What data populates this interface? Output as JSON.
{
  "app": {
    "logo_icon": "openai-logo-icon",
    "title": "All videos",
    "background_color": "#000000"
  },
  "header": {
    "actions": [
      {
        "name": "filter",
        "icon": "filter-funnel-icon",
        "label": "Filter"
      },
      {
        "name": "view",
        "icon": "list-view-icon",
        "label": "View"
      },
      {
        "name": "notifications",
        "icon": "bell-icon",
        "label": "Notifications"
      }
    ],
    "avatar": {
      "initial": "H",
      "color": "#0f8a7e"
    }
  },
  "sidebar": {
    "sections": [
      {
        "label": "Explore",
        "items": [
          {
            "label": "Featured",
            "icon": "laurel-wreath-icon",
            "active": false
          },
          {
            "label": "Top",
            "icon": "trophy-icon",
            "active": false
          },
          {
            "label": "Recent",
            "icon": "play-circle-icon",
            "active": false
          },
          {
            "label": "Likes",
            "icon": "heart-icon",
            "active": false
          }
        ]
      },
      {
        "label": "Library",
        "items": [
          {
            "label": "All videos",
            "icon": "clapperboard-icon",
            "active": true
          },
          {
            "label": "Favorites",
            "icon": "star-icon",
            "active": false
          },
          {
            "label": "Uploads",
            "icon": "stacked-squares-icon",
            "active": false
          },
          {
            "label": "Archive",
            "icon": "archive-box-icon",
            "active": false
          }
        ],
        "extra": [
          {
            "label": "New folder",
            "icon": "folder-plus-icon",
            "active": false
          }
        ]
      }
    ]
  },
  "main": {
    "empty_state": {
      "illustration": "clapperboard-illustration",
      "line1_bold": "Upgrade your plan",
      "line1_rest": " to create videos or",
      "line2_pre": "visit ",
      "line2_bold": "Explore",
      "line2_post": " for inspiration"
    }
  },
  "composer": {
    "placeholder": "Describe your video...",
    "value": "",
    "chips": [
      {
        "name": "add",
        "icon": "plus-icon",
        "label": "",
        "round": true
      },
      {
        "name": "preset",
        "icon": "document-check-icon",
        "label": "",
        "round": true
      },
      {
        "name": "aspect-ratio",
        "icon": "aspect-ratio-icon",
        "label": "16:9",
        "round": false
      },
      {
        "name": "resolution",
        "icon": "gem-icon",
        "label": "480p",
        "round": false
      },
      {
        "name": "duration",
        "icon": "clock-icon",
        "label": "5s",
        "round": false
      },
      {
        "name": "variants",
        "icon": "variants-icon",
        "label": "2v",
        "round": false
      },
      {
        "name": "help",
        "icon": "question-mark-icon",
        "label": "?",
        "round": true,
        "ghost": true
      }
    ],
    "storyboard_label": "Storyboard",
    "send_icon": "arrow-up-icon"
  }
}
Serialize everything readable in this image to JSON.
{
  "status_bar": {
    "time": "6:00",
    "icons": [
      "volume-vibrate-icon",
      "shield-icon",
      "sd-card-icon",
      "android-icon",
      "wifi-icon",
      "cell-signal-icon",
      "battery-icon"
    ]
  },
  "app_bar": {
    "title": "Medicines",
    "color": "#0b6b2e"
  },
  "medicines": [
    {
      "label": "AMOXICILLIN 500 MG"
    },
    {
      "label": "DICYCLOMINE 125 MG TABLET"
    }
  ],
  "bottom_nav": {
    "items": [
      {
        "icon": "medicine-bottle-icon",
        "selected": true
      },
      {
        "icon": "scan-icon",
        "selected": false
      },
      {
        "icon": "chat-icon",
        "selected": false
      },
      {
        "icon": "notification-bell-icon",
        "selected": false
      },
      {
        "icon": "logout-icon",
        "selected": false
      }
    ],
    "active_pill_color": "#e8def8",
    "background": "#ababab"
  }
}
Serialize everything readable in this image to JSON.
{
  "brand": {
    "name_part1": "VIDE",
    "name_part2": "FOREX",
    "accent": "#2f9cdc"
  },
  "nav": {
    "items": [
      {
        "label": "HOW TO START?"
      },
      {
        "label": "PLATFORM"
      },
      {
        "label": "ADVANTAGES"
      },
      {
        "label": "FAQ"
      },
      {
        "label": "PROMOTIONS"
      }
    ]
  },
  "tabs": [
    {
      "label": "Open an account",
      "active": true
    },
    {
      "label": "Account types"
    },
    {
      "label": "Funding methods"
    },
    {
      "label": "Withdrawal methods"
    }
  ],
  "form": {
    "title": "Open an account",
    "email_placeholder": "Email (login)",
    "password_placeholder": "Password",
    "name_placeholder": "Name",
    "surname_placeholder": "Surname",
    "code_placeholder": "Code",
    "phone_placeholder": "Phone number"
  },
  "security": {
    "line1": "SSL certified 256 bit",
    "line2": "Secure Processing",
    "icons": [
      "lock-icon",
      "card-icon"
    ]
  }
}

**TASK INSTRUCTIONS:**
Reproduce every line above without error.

**FINISHED TASK:**
What data populates this interface? Output as JSON.
{
  "app": {
    "logo_icon": "openai-logo-icon",
    "title": "All videos",
    "background_color": "#000000"
  },
  "header": {
    "actions": [
      {
        "name": "filter",
        "icon": "filter-funnel-icon",
        "label": "Filter"
      },
      {
        "name": "view",
        "icon": "list-view-icon",
        "label": "View"
      },
      {
        "name": "notifications",
        "icon": "bell-icon",
        "label": "Notifications"
      }
    ],
    "avatar": {
      "initial": "H",
      "color": "#0f8a7e"
    }
  },
  "sidebar": {
    "sections": [
      {
        "label": "Explore",
        "items": [
          {
            "label": "Featured",
            "icon": "laurel-wreath-icon",
            "active": false
          },
          {
            "label": "Top",
            "icon": "trophy-icon",
            "active": false
          },
          {
            "label": "Recent",
            "icon": "play-circle-icon",
            "active": false
          },
          {
            "label": "Likes",
            "icon": "heart-icon",
            "active": false
          }
        ]
      },
      {
        "label": "Library",
        "items": [
          {
            "label": "All videos",
            "icon": "clapperboard-icon",
            "active": true
          },
          {
            "label": "Favorites",
            "icon": "star-icon",
            "active": false
          },
          {
            "label": "Uploads",
            "icon": "stacked-squares-icon",
            "active": false
          },
          {
            "label": "Archive",
            "icon": "archive-box-icon",
            "active": false
          }
        ],
        "extra": [
          {
            "label": "New folder",
            "icon": "folder-plus-icon",
            "active": false
          }
        ]
      }
    ]
  },
  "main": {
    "empty_state": {
      "illustration": "clapperboard-illustration",
      "line1_bold": "Upgrade your plan",
      "line1_rest": " to create videos or",
      "line2_pre": "visit ",
      "line2_bold": "Explore",
      "line2_post": " for inspiration"
    }
  },
  "composer": {
    "placeholder": "Describe your video...",
    "value": "",
    "chips": [
      {
        "name": "add",
        "icon": "plus-icon",
        "label": "",
        "round": true
      },
      {
        "name": "preset",
        "icon": "document-check-icon",
        "label": "",
        "round": true
      },
      {
        "name": "aspect-ratio",
        "icon": "aspect-ratio-icon",
        "label": "16:9",
        "round": false
      },
      {
        "name": "resolution",
        "icon": "gem-icon",
        "label": "480p",
        "round": false
      },
      {
        "name": "duration",
        "icon": "clock-icon",
        "label": "5s",
        "round": false
      },
      {
        "name": "variants",
        "icon": "variants-icon",
        "label": "2v",
        "round": false
      },
      {
        "name": "help",
        "icon": "question-mark-icon",
        "label": "?",
        "round": true,
        "ghost": true
      }
    ],
    "storyboard_label": "Storyboard",
    "send_icon": "arrow-up-icon"
  }
}
Serialize everything readable in this image to JSON.
{
  "status_bar": {
    "time": "6:00",
    "icons": [
      "volume-vibrate-icon",
      "shield-icon",
      "sd-card-icon",
      "android-icon",
      "wifi-icon",
      "cell-signal-icon",
      "battery-icon"
    ]
  },
  "app_bar": {
    "title": "Medicines",
    "color": "#0b6b2e"
  },
  "medicines": [
    {
      "label": "AMOXICILLIN 500 MG"
    },
    {
      "label": "DICYCLOMINE 125 MG TABLET"
    }
  ],
  "bottom_nav": {
    "items": [
      {
        "icon": "medicine-bottle-icon",
        "selected": true
      },
      {
        "icon": "scan-icon",
        "selected": false
      },
      {
        "icon": "chat-icon",
        "selected": false
      },
      {
        "icon": "notification-bell-icon",
        "selected": false
      },
      {
        "icon": "logout-icon",
        "selected": false
      }
    ],
    "active_pill_color": "#e8def8",
    "background": "#ababab"
  }
}
Serialize everything readable in this image to JSON.
{
  "brand": {
    "name_part1": "VIDE",
    "name_part2": "FOREX",
    "accent": "#2f9cdc"
  },
  "nav": {
    "items": [
      {
        "label": "HOW TO START?"
      },
      {
        "label": "PLATFORM"
      },
      {
        "label": "ADVANTAGES"
      },
      {
        "label": "FAQ"
      },
      {
        "label": "PROMOTIONS"
      }
    ]
  },
  "tabs": [
    {
      "label": "Open an account",
      "active": true
    },
    {
      "label": "Account types"
    },
    {
      "label": "Funding methods"
    },
    {
      "label": "Withdrawal methods"
    }
  ],
  "form": {
    "title": "Open an account",
    "email_placeholder": "Email (login)",
    "password_placeholder": "Password",
    "name_placeholder": "Name",
    "surname_placeholder": "Surname",
    "code_placeholder": "Code",
    "phone_placeholder": "Phone number"
  },
  "security": {
    "line1": "SSL certified 256 bit",
    "line2": "Secure Processing",
    "icons": [
      "lock-icon",
      "card-icon"
    ]
  }
}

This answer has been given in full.